“Things started slowly,” Hilburn continues, “Rather than play the songs in the enticing order in which they appear on the album, the group opened with ‘The Ocean’ a wistful tune that seemed unusually distant when lifted from the LP’s context. Though the audience came to life for ‘I Will Follow’ the energy level in the room again sagged as several of U2’s songs seemed too similar in tone for the audience to easily differentiate among them. Accustomed to more lively response, Hewson seemed miffed at first, telling the crowd at one point that the band could give more if the audience gave more in return. The rest of the group, however, kept its poise as drummer Larry Mullin and bassist Adam Clayton laid down strong, but unobtrusive backing for the Edge’s relentless, extremely well-defined guitar licks. Gradually too Hewson opened up, finally moving about the stage with the frenzied relish of a crazed poet.
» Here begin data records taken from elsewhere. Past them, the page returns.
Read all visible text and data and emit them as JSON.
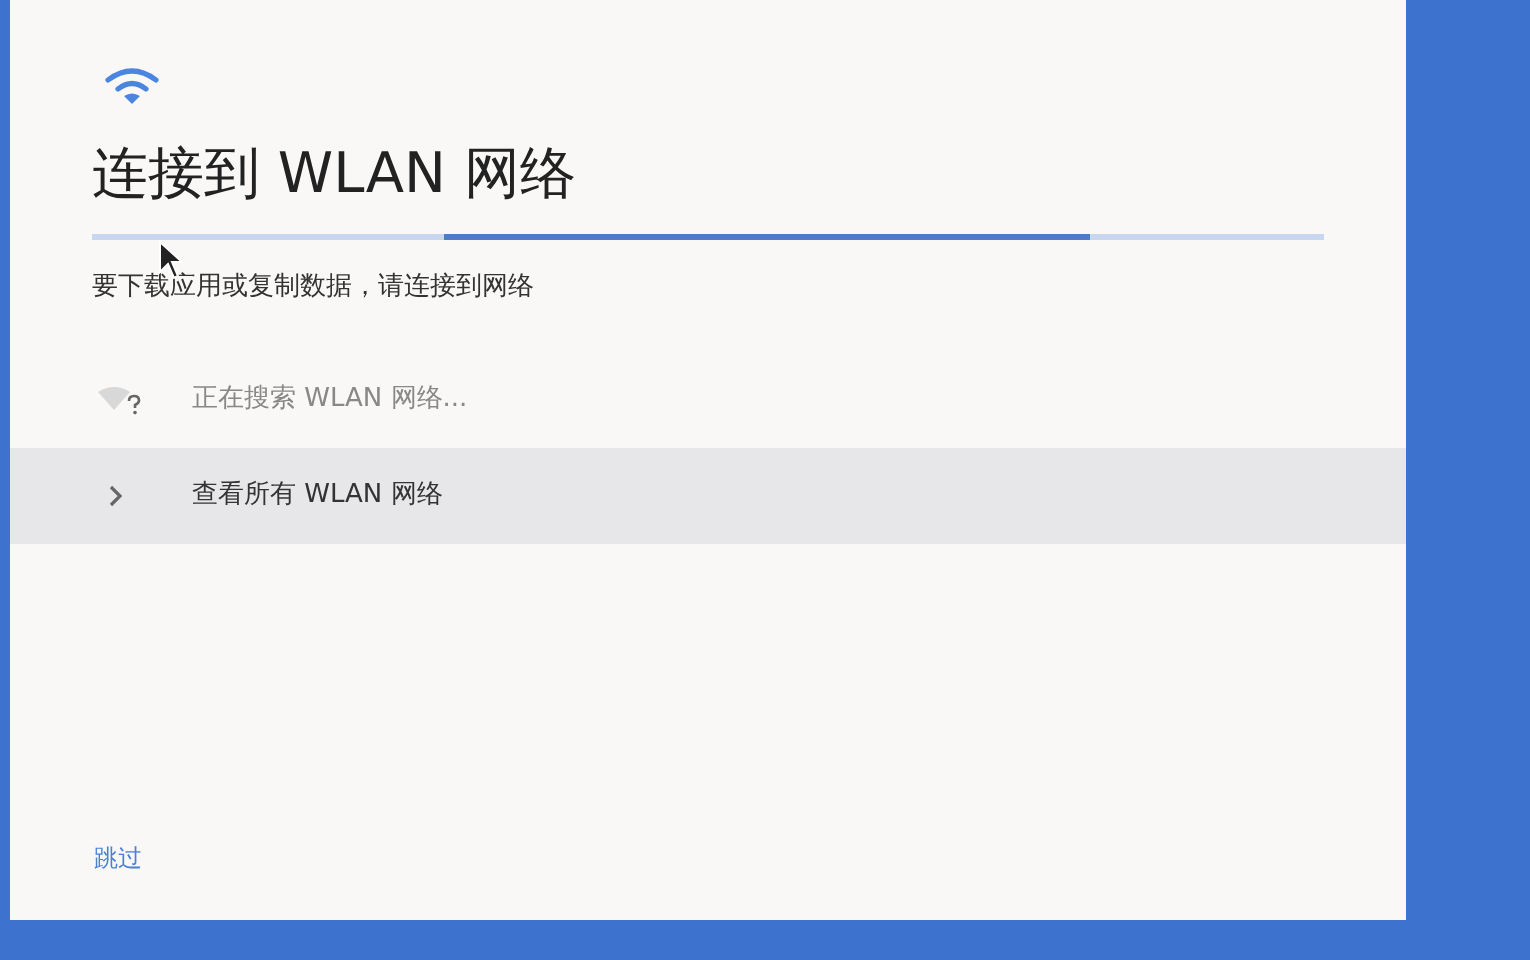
{
  "title": "连接到 WLAN 网络",
  "progress": {
    "kind": "indeterminate"
  },
  "subtitle": "要下载应用或复制数据，请连接到网络",
  "items": [
    {
      "kind": "searching",
      "label": "正在搜索 WLAN 网络...",
      "selected": false
    },
    {
      "kind": "link",
      "label": "查看所有 WLAN 网络",
      "selected": true
    }
  ],
  "skip_button": "跳过"
}
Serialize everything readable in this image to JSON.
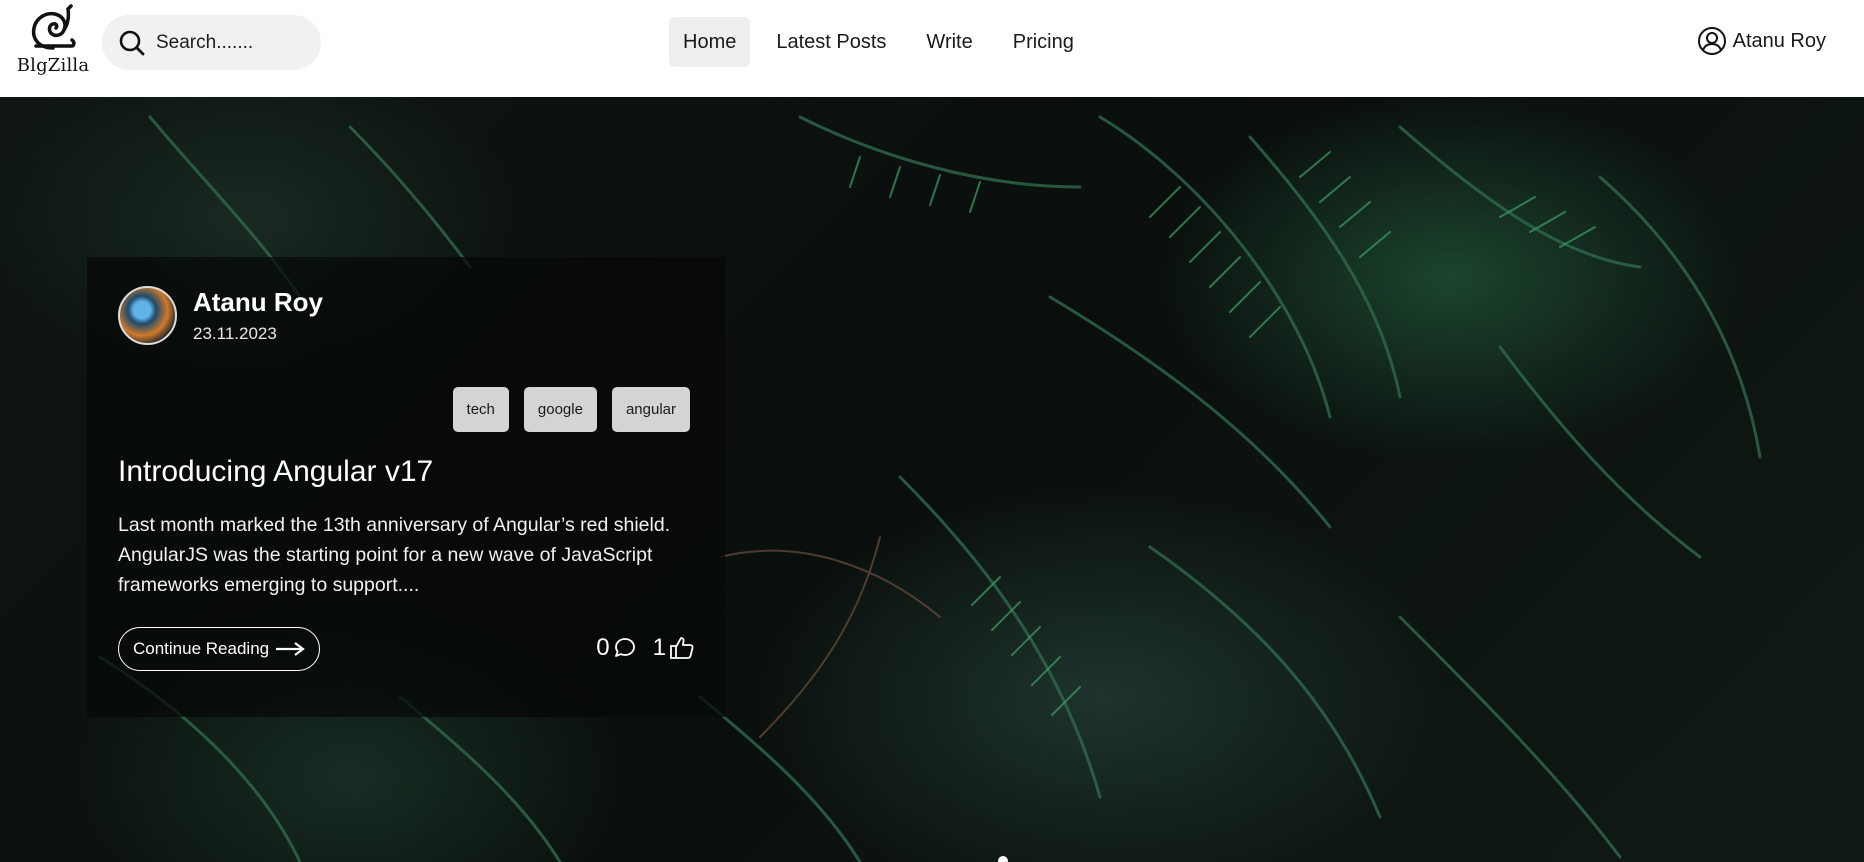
{
  "header": {
    "logo_text": "BlgZilla",
    "search_placeholder": "Search.......",
    "nav": [
      {
        "label": "Home",
        "active": true
      },
      {
        "label": "Latest Posts",
        "active": false
      },
      {
        "label": "Write",
        "active": false
      },
      {
        "label": "Pricing",
        "active": false
      }
    ],
    "user_name": "Atanu Roy",
    "icons": {
      "search": "search-icon",
      "user": "user-circle-icon",
      "logo": "snail-logo-icon"
    }
  },
  "post": {
    "author": "Atanu Roy",
    "date": "23.11.2023",
    "tags": [
      "tech",
      "google",
      "angular"
    ],
    "title": "Introducing Angular v17",
    "excerpt": "Last month marked the 13th anniversary of Angular’s red shield. AngularJS was the starting point for a new wave of JavaScript frameworks emerging to support....",
    "continue_label": "Continue Reading",
    "comments": "0",
    "likes": "1",
    "icons": {
      "comment": "comment-icon",
      "like": "thumbs-up-icon",
      "arrow": "arrow-right-icon"
    }
  },
  "colors": {
    "header_bg": "#ffffff",
    "nav_active_bg": "#eeeeee",
    "tag_bg": "#d4d4d6",
    "card_bg": "rgba(6,8,7,0.72)"
  }
}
Gradually, the economy and intelligence of the music, coupled with the purity and heart of Hewson’s vocals, broke down the audience’s reserve.”
Bono himself, speaking to The Vancouver Sun after the concert in Reseda said “The reaction to our concerts here has been amazing, the audiences seem very open to new bands and new music. I really think that 1981 is going to be a huge year of change in the musical world.”
Hot Press sent in Charlie McNally to review the show, and meet with the band in advance. “The Country Club was warm but not too hot; the day had been in the low 70’s – a nice climate, pleasant on the mind ‘n’ senses. The boys had a swim in the Marquis pool and a dip in the jacuzzi – a great way to start the day, but there was a gig to get together, so John Kennedy, Tim Nicholson, Joe O’Herlihy and Paul arrived at the venue at 2pm as arranged, only to find the place closed and gig people unavailable.” The review lists a capacity of 1000 people, and say U2 took the place by storm, mention Edge’s inspired guitar, and Bono’s prancing around stage with confidence. Bono and the band put in an appearance at the after show, and then headed to the Sunset Marquis.
A note on the poster displayed above, this is an original scan of an item sold at auction a number of years ago, but the poster has been duplicated and reprinted over the years. Wolf and Rissmiller who promoted many of U2’s early western shows would produce professional looking posters for the shows like the one pictured above.
Officially Released Tracks